A Historical Memoir of Science, Faith, and LoveBook - 2000
"Of Galileo's three illegitimate children, the eldest best mirrored his own brilliance, industry, and sensibility, and by virtue of these qualities became his confidante. Born Virginia in 1600, she was thirteen when Galileo placed her in a convent near him in Florence, where she took the most appropriate name of Suor Maria Celeste. Her loving support, which Galileo repaid in kind, proved to be her father's greatest source of strength throughout his most productive and tumultuous years. Her presence, through letters which Sobel has translated from their original Italian and woven into the narrative, graces her father's life now as it did then."--Jacket.
"Galileo's Daughter dramatically recolors the personality and accomplishment of a mythic figure whose seventeenth-century clash with Catholic doctrine continues to define the schism between science and religion. Moving between Galileo's grand public life and Maria Celeste's sequestered world, Sobel illuminates the Florence of the Medicis and the papal court in Rome during the pivotal era when humanity's perception of its place in the cosmos was being overturned."--Jacket.
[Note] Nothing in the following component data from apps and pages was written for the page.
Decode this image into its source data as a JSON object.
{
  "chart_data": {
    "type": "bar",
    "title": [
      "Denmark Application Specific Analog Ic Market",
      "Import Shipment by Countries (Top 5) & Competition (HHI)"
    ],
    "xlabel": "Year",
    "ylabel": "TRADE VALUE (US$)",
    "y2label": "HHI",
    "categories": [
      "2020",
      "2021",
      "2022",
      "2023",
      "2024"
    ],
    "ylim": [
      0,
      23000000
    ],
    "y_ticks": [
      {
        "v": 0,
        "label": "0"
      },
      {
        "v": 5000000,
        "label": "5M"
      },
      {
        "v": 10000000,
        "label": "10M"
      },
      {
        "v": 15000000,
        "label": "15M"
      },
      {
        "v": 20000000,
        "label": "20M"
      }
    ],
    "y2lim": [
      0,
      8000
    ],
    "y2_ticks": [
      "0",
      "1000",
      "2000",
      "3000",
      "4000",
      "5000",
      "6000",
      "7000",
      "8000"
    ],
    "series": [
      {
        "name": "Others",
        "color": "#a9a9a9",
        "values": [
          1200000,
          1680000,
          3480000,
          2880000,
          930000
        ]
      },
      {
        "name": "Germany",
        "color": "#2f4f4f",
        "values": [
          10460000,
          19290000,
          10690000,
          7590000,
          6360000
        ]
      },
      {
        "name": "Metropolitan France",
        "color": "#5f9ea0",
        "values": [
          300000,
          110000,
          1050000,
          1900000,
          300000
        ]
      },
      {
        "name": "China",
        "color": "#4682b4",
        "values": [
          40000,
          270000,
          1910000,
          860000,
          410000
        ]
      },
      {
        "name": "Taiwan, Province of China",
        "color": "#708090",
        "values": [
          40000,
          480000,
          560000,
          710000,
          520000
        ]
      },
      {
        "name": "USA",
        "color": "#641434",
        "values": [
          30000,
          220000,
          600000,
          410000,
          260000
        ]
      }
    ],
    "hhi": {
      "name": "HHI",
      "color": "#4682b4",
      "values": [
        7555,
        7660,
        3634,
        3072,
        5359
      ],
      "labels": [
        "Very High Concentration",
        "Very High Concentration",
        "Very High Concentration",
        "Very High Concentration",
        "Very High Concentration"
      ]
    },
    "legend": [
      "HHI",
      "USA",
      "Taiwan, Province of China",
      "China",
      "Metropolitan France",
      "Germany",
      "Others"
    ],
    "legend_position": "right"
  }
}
From Library Staff
Presents a biography of the scientist through the surviving letters of his illegitimate daughter Maria Celeste, who wrote him from the Florence convent where she lived from the age of thirteen.
multcolib_tamaf May 01, 2014
Galileo's oldest child was thirteen when he placed her in a convent near him in Florence, where she took the most appropriate name of Suor Maria Celeste. Her support was her father's greatest source of strength as he lived out his life under house arrest for heresy.